John Quiggin at Crooked Timber points to this excellent article by David Leonhardt in the NYT regarding the costs of the Iraq War. See What $1.2 Trillion Can Buy.
The NYT article links to two estimates by Wallsten and Kosec and Bilmes and Stiglitz. It also links to this 2002 paper, War With Iraq, by William Nordhaus. I love this prescient opening of the Nordhaus paper written before hostilities began.
The major benefits of a war are reckoned to be disarming Iraq of its weapons of mass destruction and removing a leadership that is unrelentingly hostile to the United States.

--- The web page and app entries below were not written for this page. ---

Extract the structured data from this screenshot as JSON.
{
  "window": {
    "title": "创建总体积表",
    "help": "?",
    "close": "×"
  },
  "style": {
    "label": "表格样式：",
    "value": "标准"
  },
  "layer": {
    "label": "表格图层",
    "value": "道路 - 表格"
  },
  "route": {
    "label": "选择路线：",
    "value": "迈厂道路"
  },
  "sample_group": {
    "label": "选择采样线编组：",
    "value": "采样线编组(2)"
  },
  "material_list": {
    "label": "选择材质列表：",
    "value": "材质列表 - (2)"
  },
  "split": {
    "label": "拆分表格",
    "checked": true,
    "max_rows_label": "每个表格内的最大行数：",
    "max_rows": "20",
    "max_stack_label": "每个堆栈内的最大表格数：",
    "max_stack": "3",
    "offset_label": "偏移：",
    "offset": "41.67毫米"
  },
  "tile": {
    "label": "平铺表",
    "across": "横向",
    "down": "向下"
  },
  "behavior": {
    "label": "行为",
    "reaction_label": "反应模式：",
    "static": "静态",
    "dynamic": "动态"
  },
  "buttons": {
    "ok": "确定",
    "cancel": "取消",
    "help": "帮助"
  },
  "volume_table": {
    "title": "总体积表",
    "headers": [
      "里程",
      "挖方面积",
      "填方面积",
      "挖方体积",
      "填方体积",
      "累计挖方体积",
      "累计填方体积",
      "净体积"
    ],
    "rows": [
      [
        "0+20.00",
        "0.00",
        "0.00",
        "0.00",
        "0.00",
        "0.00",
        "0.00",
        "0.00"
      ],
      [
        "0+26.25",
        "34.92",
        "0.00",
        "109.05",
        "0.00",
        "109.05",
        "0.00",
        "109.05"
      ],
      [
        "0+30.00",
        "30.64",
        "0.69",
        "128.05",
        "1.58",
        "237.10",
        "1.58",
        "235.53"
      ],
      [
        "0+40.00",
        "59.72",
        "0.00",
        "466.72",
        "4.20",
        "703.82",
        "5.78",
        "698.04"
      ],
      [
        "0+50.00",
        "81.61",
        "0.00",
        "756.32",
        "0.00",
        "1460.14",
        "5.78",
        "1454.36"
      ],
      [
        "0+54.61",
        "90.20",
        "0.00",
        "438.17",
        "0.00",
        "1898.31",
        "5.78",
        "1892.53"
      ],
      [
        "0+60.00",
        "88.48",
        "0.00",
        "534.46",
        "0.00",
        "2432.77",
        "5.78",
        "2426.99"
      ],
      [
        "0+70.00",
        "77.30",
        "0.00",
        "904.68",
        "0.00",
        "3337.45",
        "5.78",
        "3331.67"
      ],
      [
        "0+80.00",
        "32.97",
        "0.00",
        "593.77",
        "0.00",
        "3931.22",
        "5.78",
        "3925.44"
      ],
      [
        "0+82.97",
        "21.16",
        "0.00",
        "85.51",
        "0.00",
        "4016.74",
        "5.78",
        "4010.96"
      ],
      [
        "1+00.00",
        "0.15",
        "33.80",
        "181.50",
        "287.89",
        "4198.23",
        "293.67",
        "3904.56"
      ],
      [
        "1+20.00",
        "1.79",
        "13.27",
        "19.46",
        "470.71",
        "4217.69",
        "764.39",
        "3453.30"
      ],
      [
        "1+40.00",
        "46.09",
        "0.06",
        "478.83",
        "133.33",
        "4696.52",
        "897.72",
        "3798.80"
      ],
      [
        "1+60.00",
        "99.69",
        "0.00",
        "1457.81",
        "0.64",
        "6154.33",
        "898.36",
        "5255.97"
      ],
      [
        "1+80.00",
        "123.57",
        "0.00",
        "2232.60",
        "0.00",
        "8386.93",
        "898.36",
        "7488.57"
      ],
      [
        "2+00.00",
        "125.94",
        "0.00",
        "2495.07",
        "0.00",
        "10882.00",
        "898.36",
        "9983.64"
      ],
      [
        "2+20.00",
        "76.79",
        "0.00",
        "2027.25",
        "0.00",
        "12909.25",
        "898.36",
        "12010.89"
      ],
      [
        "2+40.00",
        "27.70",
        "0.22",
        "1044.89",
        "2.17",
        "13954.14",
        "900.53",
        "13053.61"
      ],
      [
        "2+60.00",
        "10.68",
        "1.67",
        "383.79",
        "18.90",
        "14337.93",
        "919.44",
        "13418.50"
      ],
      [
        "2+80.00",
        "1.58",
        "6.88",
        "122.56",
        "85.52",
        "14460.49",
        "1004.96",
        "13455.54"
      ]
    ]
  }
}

But what of the costs? Even asking such a question may be thought a sign of insufficient resolve at best and appeasement at worst. However, while cost estimates are often ignored when war is debated, most people recognize that the costs in dollars, and especially in blood, are acceptable only as long as they are low. If the casualty estimates mount to the thousands, if oil prices skyrocket, if a war pushes the economy into recession or requires a large tax increase, and if the United States becomes a pariah in the world because of callous attacks on civilian populations, then decisionmakers in the White House and the Congress might not post so expeditiously to battle.
Nordhaus then goes on to predict that a protracted war could cost as much as $1.9 trillion, a number consistent with the above cited estimates.
This may sound callous, but the Nordhaus paper absolutely convinced me the Iraq War was a gut shot gamble and that the folks in Washington did not have a clue as to what they were doing.
Meanwhile, sending 21,500 additional troops will cast around $200 billion dollars.
Let’s make the tax cuts permanent anyway. After all, the bill will not come due tomorrow. Let somebody else worry about their wallet rather than go through the painful exercise of emptying ours.